**Excerpts from an interface dataset**
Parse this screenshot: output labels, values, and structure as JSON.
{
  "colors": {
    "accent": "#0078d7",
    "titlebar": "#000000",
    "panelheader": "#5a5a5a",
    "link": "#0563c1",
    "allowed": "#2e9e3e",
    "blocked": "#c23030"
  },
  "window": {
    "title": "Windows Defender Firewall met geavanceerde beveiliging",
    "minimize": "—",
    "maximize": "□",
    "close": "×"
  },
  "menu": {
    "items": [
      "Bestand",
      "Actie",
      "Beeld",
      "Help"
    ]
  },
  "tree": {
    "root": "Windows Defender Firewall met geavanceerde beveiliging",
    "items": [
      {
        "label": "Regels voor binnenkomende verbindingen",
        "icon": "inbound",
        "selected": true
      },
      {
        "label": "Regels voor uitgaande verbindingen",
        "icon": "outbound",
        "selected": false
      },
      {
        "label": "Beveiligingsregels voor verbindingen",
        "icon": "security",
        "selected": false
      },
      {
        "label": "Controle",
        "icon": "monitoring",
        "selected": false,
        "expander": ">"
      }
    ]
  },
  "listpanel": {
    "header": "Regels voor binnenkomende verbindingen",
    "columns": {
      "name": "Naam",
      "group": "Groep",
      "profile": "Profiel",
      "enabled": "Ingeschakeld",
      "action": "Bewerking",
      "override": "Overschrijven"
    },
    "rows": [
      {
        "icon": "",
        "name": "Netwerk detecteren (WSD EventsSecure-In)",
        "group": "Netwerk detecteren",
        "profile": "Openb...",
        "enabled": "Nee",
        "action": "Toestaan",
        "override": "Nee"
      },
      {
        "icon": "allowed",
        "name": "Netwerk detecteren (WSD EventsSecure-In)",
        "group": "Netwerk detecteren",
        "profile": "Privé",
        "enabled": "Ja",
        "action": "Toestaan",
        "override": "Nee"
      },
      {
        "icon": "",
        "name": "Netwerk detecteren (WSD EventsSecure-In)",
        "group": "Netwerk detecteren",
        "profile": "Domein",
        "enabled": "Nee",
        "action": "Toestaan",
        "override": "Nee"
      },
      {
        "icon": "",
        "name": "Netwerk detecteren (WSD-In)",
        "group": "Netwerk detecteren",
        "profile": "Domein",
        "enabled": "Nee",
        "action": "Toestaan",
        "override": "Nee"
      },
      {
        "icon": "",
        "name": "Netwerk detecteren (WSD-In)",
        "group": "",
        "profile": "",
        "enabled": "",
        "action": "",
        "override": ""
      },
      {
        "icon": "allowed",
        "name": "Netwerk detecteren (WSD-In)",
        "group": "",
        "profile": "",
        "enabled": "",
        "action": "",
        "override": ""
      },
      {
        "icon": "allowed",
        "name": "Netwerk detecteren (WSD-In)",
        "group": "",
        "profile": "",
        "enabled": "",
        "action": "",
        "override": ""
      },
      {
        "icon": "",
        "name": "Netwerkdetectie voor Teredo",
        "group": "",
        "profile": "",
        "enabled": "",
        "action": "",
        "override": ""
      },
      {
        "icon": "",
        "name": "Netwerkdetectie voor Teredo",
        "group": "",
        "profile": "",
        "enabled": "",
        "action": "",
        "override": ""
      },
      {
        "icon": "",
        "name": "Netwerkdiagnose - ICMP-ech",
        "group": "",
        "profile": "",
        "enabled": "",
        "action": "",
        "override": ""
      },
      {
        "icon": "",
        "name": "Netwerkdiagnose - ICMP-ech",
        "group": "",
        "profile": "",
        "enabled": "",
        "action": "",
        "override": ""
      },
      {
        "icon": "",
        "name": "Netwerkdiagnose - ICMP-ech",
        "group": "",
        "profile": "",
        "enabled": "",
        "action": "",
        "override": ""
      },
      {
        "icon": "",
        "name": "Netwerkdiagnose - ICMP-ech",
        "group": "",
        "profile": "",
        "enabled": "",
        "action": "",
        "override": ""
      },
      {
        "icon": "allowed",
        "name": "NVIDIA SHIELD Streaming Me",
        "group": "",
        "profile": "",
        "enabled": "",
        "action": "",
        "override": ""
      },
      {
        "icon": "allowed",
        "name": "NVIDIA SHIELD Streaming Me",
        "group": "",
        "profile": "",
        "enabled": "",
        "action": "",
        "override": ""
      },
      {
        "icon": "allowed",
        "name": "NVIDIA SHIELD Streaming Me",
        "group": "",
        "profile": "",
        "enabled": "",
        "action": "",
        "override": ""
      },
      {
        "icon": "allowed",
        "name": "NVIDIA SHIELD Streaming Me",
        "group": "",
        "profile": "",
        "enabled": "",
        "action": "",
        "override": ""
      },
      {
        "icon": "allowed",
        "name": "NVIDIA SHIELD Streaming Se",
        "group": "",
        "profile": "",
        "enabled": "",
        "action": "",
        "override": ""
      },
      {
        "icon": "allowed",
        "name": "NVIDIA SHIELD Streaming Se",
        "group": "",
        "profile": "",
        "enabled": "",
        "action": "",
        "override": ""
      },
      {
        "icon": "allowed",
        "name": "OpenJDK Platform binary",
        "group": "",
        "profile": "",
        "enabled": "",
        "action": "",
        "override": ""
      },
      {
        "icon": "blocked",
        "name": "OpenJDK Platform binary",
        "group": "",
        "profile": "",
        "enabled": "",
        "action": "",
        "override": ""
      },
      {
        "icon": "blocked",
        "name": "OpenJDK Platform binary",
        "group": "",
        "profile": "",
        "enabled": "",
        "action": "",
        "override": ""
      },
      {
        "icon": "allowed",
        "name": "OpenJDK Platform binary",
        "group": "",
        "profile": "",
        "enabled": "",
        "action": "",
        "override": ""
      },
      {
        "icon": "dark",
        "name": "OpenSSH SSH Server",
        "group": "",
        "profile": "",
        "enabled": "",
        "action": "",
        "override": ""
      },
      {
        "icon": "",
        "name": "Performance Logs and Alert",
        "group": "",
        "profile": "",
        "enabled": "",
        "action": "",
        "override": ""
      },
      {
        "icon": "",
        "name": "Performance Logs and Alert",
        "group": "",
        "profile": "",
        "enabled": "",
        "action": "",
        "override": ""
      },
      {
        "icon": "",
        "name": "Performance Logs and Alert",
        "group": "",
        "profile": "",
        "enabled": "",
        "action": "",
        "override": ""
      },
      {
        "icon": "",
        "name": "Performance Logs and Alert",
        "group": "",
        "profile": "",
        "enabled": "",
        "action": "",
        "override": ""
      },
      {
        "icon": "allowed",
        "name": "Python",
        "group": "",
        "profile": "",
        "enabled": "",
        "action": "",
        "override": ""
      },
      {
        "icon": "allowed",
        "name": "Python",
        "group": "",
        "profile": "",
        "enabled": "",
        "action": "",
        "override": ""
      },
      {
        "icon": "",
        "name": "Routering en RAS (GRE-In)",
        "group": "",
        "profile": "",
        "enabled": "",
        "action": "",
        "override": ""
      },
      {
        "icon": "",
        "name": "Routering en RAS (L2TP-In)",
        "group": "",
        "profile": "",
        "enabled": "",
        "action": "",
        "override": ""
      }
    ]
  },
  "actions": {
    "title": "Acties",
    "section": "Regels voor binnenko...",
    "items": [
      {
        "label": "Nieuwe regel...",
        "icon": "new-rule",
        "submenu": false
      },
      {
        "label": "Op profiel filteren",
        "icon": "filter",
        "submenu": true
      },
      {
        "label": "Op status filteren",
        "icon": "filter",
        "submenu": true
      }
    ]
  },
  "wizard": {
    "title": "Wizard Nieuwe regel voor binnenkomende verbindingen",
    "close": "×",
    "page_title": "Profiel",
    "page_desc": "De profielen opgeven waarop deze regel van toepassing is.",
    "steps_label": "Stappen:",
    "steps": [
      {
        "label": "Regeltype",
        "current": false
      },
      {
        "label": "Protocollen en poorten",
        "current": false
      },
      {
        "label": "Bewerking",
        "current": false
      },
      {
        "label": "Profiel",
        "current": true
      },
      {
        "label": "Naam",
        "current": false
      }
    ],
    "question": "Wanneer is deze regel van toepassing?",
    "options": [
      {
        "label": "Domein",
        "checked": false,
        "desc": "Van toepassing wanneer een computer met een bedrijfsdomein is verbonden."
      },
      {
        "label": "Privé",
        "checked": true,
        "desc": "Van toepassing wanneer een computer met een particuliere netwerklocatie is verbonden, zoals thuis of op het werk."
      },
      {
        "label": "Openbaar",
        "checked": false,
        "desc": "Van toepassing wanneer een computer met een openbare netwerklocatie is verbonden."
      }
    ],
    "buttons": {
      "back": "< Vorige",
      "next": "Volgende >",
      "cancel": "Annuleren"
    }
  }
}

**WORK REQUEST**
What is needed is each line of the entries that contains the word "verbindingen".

**WORKED SOLUTION**
        "label": "Regels voor binnenkomende verbindingen",
        "label": "Regels voor uitgaande verbindingen",
        "label": "Beveiligingsregels voor verbindingen",
    "header": "Regels voor binnenkomende verbindingen",
    "title": "Wizard Nieuwe regel voor binnenkomende verbindingen",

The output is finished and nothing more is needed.